> **Exercise description**
The required result is each line of the entries below containing the string "JSON".

> **Supplied records**
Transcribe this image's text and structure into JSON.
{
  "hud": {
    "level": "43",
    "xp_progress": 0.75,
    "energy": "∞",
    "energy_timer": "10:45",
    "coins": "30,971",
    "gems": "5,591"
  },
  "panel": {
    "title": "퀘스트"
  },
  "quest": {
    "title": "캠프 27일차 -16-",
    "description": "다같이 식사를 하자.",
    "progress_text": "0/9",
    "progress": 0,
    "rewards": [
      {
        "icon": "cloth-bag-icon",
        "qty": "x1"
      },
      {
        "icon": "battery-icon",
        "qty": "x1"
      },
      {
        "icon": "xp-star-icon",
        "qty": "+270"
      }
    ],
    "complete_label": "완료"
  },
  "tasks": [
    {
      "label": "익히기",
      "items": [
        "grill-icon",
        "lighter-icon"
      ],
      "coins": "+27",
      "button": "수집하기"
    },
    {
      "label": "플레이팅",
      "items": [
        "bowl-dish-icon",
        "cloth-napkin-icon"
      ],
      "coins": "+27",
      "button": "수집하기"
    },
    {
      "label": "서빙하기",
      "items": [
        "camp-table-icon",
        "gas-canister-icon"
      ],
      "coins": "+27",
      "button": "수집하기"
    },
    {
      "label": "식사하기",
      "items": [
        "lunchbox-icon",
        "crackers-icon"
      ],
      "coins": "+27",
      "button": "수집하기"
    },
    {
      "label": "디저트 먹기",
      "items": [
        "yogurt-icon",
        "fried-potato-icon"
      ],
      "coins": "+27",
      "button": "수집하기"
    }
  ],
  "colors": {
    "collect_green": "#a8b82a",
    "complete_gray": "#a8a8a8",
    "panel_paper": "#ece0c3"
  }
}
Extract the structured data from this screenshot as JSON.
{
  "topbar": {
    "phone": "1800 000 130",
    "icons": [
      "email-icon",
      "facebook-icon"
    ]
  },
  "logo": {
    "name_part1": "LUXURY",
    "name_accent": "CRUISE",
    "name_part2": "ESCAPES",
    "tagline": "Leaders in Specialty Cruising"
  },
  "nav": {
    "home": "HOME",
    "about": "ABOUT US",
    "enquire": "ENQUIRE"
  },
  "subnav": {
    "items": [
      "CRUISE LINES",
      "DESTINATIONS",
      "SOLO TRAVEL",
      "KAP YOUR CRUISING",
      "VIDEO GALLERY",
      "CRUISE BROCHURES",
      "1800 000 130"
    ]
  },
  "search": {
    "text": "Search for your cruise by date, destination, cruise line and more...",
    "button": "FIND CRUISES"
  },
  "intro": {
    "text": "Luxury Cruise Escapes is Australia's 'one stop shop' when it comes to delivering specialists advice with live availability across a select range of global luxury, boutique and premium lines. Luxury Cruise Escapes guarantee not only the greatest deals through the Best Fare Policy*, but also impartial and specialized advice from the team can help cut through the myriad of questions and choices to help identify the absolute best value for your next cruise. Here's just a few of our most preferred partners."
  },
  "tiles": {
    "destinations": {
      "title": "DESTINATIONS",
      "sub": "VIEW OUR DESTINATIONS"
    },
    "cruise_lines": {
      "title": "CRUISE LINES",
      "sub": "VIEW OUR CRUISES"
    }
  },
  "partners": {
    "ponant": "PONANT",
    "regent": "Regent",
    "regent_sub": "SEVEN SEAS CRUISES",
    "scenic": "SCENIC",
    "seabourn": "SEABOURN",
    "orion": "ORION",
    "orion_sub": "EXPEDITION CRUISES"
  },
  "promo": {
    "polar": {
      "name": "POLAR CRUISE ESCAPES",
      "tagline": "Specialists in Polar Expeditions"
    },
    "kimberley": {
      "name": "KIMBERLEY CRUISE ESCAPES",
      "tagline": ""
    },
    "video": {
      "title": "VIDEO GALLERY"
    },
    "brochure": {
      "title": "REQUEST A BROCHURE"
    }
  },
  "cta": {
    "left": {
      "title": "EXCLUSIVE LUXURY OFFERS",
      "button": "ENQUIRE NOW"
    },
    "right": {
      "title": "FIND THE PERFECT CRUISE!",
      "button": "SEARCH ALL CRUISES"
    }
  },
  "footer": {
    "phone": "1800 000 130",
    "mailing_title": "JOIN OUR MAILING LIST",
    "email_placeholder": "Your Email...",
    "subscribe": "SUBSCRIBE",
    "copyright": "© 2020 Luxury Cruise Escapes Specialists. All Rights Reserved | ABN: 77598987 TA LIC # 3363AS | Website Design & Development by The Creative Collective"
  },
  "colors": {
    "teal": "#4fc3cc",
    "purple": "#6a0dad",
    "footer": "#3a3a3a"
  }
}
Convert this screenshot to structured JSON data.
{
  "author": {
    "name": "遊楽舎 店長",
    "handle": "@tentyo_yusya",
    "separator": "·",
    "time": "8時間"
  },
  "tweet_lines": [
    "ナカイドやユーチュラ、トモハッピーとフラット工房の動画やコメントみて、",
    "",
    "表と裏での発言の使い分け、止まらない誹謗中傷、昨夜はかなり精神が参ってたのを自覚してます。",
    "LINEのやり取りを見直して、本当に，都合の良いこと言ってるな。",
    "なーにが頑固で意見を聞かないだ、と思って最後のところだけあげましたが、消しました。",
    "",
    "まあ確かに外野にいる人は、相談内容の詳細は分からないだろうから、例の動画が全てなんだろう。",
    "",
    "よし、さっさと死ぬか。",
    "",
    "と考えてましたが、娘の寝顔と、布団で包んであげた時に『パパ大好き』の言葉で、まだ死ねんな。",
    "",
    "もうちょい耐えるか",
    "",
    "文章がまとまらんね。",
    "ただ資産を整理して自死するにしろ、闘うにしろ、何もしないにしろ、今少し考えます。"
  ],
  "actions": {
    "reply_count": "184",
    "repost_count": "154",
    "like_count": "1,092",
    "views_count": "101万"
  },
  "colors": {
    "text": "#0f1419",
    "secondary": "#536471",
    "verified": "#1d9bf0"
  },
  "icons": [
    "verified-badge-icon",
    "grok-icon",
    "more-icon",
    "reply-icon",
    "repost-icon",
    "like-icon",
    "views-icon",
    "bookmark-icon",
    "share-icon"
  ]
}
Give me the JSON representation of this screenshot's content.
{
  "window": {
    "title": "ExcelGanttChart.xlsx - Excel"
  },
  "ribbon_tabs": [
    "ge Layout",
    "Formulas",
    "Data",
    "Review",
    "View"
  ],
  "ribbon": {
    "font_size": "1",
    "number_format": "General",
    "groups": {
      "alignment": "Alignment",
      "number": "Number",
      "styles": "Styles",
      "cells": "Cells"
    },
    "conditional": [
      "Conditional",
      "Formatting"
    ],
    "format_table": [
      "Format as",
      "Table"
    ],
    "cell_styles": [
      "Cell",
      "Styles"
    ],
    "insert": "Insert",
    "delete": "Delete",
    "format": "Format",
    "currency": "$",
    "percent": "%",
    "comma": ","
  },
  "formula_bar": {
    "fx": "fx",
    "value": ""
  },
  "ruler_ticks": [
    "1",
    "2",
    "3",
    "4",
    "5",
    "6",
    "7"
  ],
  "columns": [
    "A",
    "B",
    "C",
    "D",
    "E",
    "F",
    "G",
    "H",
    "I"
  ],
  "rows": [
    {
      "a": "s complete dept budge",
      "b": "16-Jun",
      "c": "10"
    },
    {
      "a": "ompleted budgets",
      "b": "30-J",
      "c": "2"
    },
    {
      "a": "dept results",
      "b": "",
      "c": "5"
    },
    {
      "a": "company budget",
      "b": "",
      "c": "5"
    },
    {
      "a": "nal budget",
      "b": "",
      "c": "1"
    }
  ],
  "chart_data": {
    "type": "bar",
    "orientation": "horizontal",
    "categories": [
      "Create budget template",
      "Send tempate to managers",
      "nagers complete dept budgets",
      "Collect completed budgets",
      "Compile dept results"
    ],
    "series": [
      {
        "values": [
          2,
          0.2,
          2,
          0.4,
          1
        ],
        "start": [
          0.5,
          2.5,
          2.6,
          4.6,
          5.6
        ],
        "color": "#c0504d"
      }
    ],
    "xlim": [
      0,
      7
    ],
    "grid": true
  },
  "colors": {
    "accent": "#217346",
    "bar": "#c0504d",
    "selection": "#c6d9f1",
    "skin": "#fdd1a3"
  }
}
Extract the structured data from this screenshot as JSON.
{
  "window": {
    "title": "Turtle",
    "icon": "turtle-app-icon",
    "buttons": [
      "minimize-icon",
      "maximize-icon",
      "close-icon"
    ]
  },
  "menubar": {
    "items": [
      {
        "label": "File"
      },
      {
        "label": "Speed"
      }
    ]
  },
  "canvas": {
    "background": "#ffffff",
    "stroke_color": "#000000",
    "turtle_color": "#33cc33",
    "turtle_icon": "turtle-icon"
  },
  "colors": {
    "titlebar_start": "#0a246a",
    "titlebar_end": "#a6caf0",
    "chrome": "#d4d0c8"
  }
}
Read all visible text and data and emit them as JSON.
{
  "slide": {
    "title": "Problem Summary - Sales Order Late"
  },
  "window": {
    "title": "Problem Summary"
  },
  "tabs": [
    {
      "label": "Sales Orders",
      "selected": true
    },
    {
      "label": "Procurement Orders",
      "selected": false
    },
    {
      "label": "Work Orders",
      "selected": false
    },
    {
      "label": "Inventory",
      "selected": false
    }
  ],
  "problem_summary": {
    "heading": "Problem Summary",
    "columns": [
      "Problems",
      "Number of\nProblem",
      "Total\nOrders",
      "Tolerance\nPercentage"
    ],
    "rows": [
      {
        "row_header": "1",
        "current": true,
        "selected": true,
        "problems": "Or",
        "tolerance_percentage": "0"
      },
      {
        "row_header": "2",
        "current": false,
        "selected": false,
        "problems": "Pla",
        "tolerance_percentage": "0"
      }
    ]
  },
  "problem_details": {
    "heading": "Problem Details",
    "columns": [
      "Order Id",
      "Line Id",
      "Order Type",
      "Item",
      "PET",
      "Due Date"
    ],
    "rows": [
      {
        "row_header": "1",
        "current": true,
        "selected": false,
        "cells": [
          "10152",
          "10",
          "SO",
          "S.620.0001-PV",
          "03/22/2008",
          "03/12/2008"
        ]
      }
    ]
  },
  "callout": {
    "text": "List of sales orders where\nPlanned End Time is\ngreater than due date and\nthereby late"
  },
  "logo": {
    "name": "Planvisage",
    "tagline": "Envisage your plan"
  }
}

> **Task answer**
Transcribe this image's text and structure into JSON.
Extract the structured data from this screenshot as JSON.
Convert this screenshot to structured JSON data.
Give me the JSON representation of this screenshot's content.
Extract the structured data from this screenshot as JSON.
Read all visible text and data and emit them as JSON.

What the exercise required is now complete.